The House of Representatives passed a bill that would change the burden of proof in age discrimination cases brought against private employers under federal law.  Since a 2009 U.S. Supreme Court ruling, to prevail in an Age Discrimination in Employment Act case against a non-government employer, the plaintiff has had to prove that “but for” age discrimination, the adverse employment action would not have happened.  Title VII cases, asserting federal rights to be free from race, sex, color, and national origin discrimination, are easier for plaintiffs, requiring only proof that the prohibited characteristic  was a motivating factor in the decision.  This difference may not seem like much, but lawyers will tell you:  it’s enormous.

Back to Chief Justice Roberts.   “Ok, Boomer” is a currently popular putdown of a (usually digitally challenged) older person by a millennial or younger individual.  The case involves which standard of proof applies to federal government employees suing for age discrimination.  In questioning whether the lower “made-a-difference” standard would unfairly interfere with workplace speech, the Chief Justice hypothesized that one “Ok, Boomer” utterance by an interviewer younger than the candidate in a lengthy selection process could be enough.  The employee’s lawyer answered that a stray remark not shown to have made a difference in the decision would not establish a winning case for the plaintiff.

Our own principal, Gary Phelan, used a similar “Ok, Boomer” hypothetical in an exam he gave his students at Quinnipiac  U. School of Law last month.

At Mitchell & Sheahan, we watch news like this so we can be ready to advise our clients  on the realistic risks and benefits of workplace legal issues.

About the Author
Jessica Slippen is a seasoned attorney who specializes in employment litigation before state and federal courts and administrative agencies.
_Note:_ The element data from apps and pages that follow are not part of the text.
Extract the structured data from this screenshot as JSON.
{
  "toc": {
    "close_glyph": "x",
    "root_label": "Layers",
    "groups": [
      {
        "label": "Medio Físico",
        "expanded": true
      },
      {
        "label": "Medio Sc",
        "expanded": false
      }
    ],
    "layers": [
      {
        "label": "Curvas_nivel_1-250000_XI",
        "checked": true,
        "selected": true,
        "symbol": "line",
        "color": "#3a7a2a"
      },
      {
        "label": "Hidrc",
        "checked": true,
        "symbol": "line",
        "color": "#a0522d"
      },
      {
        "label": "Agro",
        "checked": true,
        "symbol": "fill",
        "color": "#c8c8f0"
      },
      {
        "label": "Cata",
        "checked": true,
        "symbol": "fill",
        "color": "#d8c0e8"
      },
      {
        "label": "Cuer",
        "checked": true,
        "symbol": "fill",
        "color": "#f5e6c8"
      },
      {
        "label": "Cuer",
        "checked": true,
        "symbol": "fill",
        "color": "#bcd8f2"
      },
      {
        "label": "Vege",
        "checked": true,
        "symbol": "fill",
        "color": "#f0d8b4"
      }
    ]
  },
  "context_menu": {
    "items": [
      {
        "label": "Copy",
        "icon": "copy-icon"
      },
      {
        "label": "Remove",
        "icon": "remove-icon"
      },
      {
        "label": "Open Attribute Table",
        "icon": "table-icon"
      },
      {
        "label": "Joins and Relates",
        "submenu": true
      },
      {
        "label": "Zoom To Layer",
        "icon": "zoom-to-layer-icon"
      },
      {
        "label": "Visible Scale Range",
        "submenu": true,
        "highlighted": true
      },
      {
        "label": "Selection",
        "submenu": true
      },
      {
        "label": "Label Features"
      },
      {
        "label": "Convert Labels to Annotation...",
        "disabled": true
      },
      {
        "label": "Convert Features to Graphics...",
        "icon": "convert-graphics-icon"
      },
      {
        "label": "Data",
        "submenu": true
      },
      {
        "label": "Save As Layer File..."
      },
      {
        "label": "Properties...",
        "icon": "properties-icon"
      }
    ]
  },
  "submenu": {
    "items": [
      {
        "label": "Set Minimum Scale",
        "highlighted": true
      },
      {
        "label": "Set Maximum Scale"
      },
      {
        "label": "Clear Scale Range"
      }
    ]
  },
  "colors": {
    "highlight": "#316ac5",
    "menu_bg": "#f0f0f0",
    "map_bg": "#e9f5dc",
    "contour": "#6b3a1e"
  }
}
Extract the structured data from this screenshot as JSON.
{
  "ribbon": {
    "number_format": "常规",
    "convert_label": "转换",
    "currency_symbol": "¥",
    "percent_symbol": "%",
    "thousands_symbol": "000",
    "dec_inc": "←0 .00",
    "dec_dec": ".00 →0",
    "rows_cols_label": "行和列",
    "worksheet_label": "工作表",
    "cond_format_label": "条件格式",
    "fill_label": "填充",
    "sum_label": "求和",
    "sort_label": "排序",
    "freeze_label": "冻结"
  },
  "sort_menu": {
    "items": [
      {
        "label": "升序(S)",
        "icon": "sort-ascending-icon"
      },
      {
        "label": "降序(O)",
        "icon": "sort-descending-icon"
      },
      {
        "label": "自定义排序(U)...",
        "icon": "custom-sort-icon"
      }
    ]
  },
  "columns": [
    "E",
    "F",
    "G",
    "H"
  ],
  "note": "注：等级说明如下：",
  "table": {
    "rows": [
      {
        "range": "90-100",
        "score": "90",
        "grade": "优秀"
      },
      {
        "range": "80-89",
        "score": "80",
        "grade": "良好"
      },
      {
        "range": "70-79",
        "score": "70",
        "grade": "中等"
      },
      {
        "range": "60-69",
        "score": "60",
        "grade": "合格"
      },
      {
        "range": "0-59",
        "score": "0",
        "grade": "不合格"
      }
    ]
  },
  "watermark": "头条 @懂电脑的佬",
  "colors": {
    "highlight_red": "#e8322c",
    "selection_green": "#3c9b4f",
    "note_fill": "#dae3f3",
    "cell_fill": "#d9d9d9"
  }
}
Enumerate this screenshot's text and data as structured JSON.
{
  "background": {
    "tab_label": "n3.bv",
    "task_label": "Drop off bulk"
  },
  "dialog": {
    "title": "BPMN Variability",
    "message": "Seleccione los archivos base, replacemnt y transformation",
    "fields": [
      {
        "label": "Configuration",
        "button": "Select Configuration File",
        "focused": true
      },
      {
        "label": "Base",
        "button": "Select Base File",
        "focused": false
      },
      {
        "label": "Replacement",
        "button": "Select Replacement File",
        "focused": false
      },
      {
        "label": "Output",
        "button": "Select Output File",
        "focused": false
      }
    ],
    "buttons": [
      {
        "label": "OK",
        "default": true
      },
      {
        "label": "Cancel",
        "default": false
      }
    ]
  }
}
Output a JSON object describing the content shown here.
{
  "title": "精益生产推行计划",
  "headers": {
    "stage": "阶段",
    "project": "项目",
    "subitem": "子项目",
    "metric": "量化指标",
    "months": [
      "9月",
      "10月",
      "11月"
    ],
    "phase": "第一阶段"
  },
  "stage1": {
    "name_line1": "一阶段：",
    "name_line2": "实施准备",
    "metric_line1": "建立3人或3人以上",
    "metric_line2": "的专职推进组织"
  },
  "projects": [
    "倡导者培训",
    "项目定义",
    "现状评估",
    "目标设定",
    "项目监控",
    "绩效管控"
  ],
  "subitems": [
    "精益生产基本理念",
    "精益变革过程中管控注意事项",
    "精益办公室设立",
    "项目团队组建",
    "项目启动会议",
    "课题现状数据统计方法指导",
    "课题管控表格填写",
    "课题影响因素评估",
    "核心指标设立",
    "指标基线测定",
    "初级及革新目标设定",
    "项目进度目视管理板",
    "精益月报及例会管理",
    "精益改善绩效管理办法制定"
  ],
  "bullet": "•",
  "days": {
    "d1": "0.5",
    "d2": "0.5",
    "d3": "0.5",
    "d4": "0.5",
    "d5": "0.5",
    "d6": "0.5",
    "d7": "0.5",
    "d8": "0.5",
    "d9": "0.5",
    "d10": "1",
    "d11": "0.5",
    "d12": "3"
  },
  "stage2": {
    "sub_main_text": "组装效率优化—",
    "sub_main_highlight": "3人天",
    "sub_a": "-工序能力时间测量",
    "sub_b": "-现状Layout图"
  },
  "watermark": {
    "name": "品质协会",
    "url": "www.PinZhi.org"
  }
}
Her expertise covers a wide range of employment issues, including wrongful termination, discrimination, sexual harassment, and retaliation. Beyond litigation, she provides strategic counsel on workplace compliance, personnel policies, and executive compensation, serving both employees and employers.